Content starts
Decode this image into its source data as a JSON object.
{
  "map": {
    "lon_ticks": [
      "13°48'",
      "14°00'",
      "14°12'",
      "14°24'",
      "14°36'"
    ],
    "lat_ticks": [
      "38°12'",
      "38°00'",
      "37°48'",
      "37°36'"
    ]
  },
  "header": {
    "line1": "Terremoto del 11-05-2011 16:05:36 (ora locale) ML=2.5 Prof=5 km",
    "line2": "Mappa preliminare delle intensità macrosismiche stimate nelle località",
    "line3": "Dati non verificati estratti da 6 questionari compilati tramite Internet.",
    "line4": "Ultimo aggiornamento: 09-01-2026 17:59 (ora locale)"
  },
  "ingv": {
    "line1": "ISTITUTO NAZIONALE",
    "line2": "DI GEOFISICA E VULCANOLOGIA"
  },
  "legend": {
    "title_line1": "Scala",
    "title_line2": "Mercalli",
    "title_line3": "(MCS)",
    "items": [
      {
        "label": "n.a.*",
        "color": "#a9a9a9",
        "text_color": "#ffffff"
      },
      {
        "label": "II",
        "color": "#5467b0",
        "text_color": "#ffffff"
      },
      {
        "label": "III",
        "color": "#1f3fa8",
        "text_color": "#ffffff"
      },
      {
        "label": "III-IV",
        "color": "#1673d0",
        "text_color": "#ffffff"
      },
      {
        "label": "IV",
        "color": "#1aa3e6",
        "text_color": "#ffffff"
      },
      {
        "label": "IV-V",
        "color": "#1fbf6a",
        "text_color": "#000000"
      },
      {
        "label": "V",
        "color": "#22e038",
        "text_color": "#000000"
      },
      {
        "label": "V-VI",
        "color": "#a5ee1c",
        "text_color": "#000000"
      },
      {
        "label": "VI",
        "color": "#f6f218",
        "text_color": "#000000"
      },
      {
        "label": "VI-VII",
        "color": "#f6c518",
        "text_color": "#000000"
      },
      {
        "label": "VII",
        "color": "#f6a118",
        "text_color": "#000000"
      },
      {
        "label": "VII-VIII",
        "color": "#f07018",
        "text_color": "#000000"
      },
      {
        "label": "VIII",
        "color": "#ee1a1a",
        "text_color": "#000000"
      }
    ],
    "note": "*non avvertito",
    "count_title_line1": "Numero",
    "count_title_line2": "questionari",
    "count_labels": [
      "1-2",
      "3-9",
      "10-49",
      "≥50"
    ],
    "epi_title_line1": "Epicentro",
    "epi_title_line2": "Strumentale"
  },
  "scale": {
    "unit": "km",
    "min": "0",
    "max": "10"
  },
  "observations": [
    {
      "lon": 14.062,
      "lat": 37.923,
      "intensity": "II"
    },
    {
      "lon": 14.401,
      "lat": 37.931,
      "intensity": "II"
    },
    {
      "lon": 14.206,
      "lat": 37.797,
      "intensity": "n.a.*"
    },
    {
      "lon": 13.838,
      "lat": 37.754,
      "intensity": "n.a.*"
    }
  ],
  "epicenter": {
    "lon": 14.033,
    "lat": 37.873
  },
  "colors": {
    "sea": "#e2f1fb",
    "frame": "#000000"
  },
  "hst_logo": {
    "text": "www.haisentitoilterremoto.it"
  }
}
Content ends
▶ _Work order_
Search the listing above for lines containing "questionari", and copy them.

▶ _Task response_
    "line3": "Dati non verificati estratti da 6 questionari compilati tramite Internet.",
    "count_title_line2": "questionari",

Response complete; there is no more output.